The analysis shows that the project can achieve more carbon offsets, faster cash flows, and positive NPV as the land area increases and as mangrove coverage increases (due to higher biomass accruals than saltmarsh coverage).
Several grants and incentives have been set up to support nature-based solutions along the Gulf Coast, including:
The National Fish and Wildlife Foundation’s (NFWF) National Coastal Resilience Fund.
US Federal Emergency Management Agency (FEMA), with grants associated with hazard mitigation assistance submitted through/with the state hazard mitigation officer or a FEMA regional office.
NFWF’s Resilient Communities grants.
FEMA's Flood Mitigation Assistance and similar hazard-reduction grants.
US National Coastal Zone Management projects from the National Oceanic and Atmospheric Administration (NOAA), awarded based on merit.
US Environmental Protection Agency (EPA) and Department of Interior (DOI) grants.
State programs like the Coastal Conservation Association (CCA) of Texas, which funds research and hatcheries projects.
Investment funding through Green Bond, Climate Bond, or Resilience Bond issuance.
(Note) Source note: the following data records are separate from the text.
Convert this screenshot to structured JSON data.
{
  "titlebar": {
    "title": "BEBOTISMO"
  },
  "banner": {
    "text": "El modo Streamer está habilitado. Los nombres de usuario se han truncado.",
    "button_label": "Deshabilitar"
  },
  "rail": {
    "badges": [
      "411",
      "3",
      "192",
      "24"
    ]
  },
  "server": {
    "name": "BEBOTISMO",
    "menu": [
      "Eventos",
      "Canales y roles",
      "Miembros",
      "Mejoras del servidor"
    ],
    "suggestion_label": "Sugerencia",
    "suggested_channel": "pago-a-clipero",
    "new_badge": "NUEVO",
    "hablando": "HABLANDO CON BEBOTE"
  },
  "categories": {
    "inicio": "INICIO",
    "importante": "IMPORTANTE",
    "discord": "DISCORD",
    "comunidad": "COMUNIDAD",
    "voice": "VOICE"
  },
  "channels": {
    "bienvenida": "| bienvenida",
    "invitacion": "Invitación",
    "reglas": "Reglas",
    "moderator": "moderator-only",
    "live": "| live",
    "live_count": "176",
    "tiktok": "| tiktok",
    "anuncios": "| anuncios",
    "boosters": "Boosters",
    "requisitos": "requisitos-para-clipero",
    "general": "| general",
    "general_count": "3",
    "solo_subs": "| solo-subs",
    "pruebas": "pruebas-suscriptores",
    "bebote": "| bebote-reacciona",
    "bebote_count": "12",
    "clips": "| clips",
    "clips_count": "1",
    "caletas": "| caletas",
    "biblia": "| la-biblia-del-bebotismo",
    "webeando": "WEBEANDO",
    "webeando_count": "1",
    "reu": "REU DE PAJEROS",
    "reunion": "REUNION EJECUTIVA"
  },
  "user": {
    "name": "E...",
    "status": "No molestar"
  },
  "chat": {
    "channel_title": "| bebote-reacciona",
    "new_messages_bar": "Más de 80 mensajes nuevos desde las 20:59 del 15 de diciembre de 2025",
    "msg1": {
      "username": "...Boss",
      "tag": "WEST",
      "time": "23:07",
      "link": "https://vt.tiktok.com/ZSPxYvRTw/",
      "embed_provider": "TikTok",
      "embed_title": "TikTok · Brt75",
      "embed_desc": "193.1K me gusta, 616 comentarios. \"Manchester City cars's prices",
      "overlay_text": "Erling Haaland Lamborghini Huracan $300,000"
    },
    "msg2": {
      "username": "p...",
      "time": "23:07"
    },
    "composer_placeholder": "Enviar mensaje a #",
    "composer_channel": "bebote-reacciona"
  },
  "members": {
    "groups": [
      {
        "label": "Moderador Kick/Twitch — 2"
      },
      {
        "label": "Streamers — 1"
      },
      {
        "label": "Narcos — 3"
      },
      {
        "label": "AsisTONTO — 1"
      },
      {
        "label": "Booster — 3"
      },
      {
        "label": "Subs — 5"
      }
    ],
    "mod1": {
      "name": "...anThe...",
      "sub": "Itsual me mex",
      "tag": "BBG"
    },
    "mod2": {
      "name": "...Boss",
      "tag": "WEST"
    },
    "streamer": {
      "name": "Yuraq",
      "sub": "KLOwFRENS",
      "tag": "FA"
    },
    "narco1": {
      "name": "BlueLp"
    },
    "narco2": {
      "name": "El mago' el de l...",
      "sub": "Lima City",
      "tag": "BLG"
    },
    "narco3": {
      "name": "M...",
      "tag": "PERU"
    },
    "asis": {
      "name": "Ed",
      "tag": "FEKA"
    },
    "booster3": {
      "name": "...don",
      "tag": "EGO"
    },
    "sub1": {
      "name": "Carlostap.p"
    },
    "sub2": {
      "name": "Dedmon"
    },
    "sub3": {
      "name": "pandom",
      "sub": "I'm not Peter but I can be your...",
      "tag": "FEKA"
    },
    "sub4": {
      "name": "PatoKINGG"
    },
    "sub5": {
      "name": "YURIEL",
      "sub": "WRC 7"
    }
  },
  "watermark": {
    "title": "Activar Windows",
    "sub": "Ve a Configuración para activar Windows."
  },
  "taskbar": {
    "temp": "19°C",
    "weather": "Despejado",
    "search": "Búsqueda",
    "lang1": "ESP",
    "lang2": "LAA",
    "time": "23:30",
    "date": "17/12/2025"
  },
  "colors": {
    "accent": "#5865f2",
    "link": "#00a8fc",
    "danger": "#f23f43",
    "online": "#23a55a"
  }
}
The International Capital Markets Association (ICMA) and other international financial associations and organizations have developed principles and avenues to market for issuance of bonds to finance environmentally beneficial initiatives. Public bodies, private companies, and organizations like the Conservation Fund are actively participating and enabling the funding of projects through bond issuance, public-private partnerships, and structured financing of resilience projects and similar financial instruments.
Benefits & Stakeholders
Apart from carbon sequestration through wetland vegetation, coastal ecosystems provide services such as food security for coastal species and communities, protection and resilience against storms and rising sea levels, and grounds for establishing healthy fisheries. As a result, it is important that project proponents engage meaningfully with stakeholders and community groups surrounding the proposed project area, including potential partners, regulators, federal agencies, and surrounding landowners.
Should any of these groups become involved in the project development, monitoring, or maintenance, they must be identified as being part of the project-development process. Any subsequent land ownership involvement must have legal agreements detailing environmental attribute ownership, permanence stipulations, and protection agreements to ensure the longevity and health of the project area.
Potential benefits from this engagement include a common understanding of the project and benefits identified, greater insights and learnings, opportunities for community engagement and support (e.g., volunteer planting days), and enhanced use and enjoyment of the project areas
1 Allison, Mead, et al. “Partnership for Our Working Coast: Port Fourchon Phase 1 Technical Report: Beneficial Use Optimization, Subsidence, and Blue Carbon.” The Water Institute of the Gulf, 20 August 2018.
2 Klein, Jessie. “Blue Carbon Will Be the Next Frontier of Carbon Crediting.” GreenBiz, 9 November 2022.
3 “Bonos Del Jaguar Azul.” Verra, 20 August 2021.